On the periodic table of elements, gold is represented by the abbreviation “Au” (from Aurum, the Latin term for gold) and has the atomic number 79. Ductile, soft and shiny, gold is the most malleable metal on earth. In its pure form, its beautiful shine and radiant yellow colour make it highly prized as a precious and attractive metal. It maintains its beauty without oxidising in water or in air. Naturally, it appears in alluvial deposits (river beds), in veins or grains in rock and in nugget form.
Since the earliest days of the human race, gold has been highly prized and sought out for coins, arts and jewellery. The “gold standard” has also been the common base for money and currency throughout human history. As of 2009, a grand total of 165 thousand tons of gold had been collected throughout human history, or around 5.3 billion ounces.

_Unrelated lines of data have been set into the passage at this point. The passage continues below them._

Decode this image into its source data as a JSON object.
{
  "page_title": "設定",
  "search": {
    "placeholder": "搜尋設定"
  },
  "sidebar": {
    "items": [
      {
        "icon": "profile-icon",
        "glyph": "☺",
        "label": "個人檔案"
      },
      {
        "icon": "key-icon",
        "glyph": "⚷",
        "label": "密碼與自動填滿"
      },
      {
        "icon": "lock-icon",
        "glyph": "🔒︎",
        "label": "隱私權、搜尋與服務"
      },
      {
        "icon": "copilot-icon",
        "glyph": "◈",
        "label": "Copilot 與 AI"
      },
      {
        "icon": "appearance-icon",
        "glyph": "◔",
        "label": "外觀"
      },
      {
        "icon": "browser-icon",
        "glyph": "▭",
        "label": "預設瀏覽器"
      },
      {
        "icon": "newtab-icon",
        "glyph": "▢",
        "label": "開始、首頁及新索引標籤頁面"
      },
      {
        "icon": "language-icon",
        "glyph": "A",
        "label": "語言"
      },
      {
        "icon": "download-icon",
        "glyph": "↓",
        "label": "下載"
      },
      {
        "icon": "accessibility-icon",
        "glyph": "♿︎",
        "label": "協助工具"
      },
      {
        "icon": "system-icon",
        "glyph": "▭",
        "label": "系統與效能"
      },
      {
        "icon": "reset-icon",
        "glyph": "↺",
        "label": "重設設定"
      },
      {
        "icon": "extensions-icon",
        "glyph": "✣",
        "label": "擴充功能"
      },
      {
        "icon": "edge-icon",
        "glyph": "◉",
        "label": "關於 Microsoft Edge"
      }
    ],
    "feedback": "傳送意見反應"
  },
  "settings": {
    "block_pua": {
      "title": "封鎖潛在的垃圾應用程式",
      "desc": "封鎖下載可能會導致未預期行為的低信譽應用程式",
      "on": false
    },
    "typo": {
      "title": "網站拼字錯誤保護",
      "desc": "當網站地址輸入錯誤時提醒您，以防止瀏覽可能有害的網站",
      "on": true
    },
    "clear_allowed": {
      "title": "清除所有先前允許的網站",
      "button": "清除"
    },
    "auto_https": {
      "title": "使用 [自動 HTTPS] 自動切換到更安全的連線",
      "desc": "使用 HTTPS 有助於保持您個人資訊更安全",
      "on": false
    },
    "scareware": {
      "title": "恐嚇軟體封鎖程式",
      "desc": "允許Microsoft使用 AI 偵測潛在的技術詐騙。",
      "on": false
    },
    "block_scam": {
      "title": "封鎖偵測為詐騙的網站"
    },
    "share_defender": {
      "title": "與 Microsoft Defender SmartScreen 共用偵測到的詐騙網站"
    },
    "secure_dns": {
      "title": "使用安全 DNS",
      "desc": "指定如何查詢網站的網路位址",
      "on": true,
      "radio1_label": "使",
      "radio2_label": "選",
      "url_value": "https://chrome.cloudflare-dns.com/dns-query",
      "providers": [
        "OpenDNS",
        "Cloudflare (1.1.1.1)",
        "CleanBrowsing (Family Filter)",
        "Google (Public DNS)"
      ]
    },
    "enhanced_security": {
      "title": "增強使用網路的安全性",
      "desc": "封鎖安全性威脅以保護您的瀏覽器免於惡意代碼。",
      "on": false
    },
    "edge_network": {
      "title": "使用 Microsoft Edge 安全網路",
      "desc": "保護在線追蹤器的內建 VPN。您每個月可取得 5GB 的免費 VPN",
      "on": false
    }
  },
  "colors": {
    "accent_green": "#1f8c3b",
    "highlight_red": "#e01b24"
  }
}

Besides its aesthetic and currency-related functions, gold has a multitude of other practical uses in electronics, dentistry and other industries, due to its soft and malleable nature, corrosion resistance and high electrical conductivity.
White vs Yellow
The original and timeless yellow version of gold is a pure and comparatively soft metal. Other alloys in small amounts, such as Zinc or Copper, are combined into it in order to provide hardness and strength to the jewellery. 24 karat gold is generally accepted to be 99.99 per cent pure gold, with the remainder comprising these other alloys.
White gold, nowadays, is often chosen as the material from which to make jewellery, especially wedding and engagement rings. The colour difference is due to alloys mixed into the pure gold, often nickel and palladium. Furthermore, these pieces are often plated with rhodium to provide a better lustre and shiny finish. Because nickel can cause allergic reactions, it is sometimes also substituted with manganese.
White gold, currently is in higher demand than yellow gold. This is due in part to the ever-rising desirability of platinum, silver and titanium for the production of jewellery. It is not only more trendy and fashionable, but also harder and stronger, while still being just as light in weight as yellow gold. The possible downsides are that the nickel sometimes used in its production has been known to cause allergic skin reactions, and the rhodium plating may require frequent polishing to maintain is shine. Yellow gold is comparatively safe in terms of allergies, but is very soft and therefore may be easily scratched.